WORK TASK - Of the lines below, report only those that contain "icon".

RECORDS FOR THE EXERCISE -
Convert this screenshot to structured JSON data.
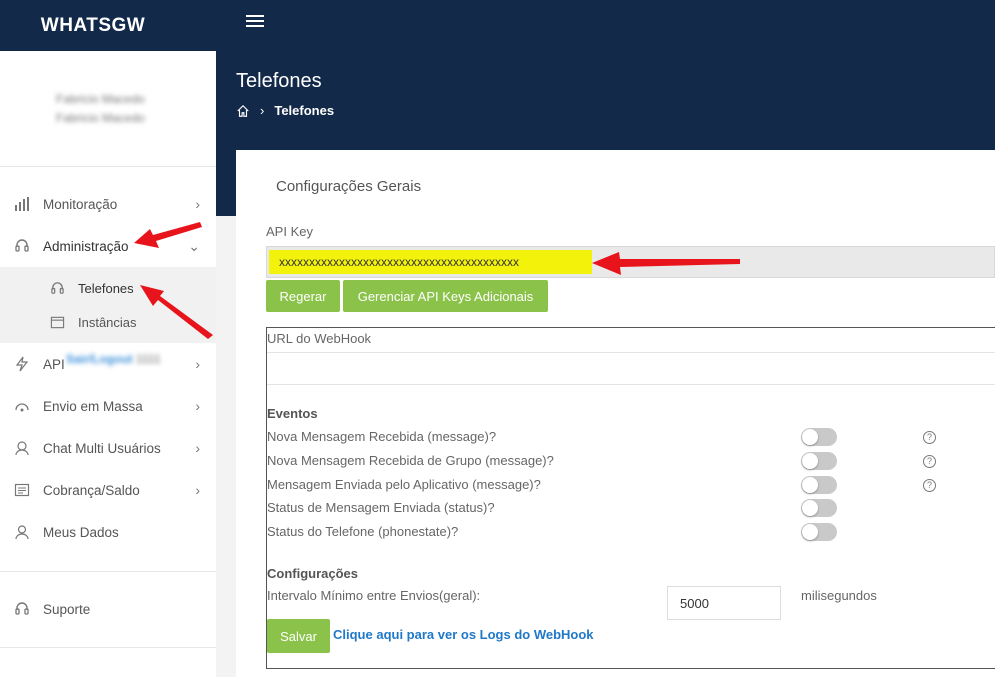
{
  "app": {
    "brand": "WHATSGW"
  },
  "profile": {
    "name": "Fabricio Macedo",
    "subtitle": "Fabricio Macedo",
    "link": "Sair/Logout",
    "extra": "1111"
  },
  "sidebar": {
    "items": [
      {
        "label": "Monitoração",
        "icon": "bar-chart-icon"
      },
      {
        "label": "Administração",
        "icon": "headset-icon"
      },
      {
        "label": "API",
        "icon": "bolt-icon"
      },
      {
        "label": "Envio em Massa",
        "icon": "broadcast-icon"
      },
      {
        "label": "Chat Multi Usuários",
        "icon": "chat-user-icon"
      },
      {
        "label": "Cobrança/Saldo",
        "icon": "invoice-icon"
      },
      {
        "label": "Meus Dados",
        "icon": "user-icon"
      }
    ],
    "subitems": [
      {
        "label": "Telefones",
        "icon": "headset-icon"
      },
      {
        "label": "Instâncias",
        "icon": "window-icon"
      }
    ],
    "support": {
      "label": "Suporte",
      "icon": "headset-icon"
    }
  },
  "header": {
    "title": "Telefones",
    "breadcrumb_current": "Telefones"
  },
  "card": {
    "title": "Configurações Gerais",
    "api_key_label": "API Key",
    "api_key_value": "xxxxxxxxxxxxxxxxxxxxxxxxxxxxxxxxxxxxxxxx",
    "btn_regerar": "Regerar",
    "btn_gerenciar": "Gerenciar API Keys Adicionais",
    "webhook_label": "URL do WebHook",
    "webhook_value": "",
    "events_title": "Eventos",
    "events": [
      {
        "label": "Nova Mensagem Recebida (message)?",
        "enabled": false,
        "help": true
      },
      {
        "label": "Nova Mensagem Recebida de Grupo (message)?",
        "enabled": false,
        "help": true
      },
      {
        "label": "Mensagem Enviada pelo Aplicativo (message)?",
        "enabled": false,
        "help": true
      },
      {
        "label": "Status de Mensagem Enviada (status)?",
        "enabled": false,
        "help": false
      },
      {
        "label": "Status do Telefone (phonestate)?",
        "enabled": false,
        "help": false
      }
    ],
    "help_glyph": "?",
    "config_title": "Configurações",
    "interval_label": "Intervalo Mínimo entre Envios(geral):",
    "interval_value": "5000",
    "interval_unit": "milisegundos",
    "btn_salvar": "Salvar",
    "logs_link": "Clique aqui para ver os Logs do WebHook"
  },
  "colors": {
    "navy": "#12294a",
    "green": "#8bc34a",
    "highlight": "#f2f20a",
    "arrow": "#e8141b",
    "link": "#1f78c8"
  }
}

OUTPUT BELOW -
        "icon": "bar-chart-icon"
        "icon": "headset-icon"
        "icon": "bolt-icon"
        "icon": "broadcast-icon"
        "icon": "chat-user-icon"
        "icon": "invoice-icon"
        "icon": "user-icon"
        "icon": "headset-icon"
        "icon": "window-icon"
      "icon": "headset-icon"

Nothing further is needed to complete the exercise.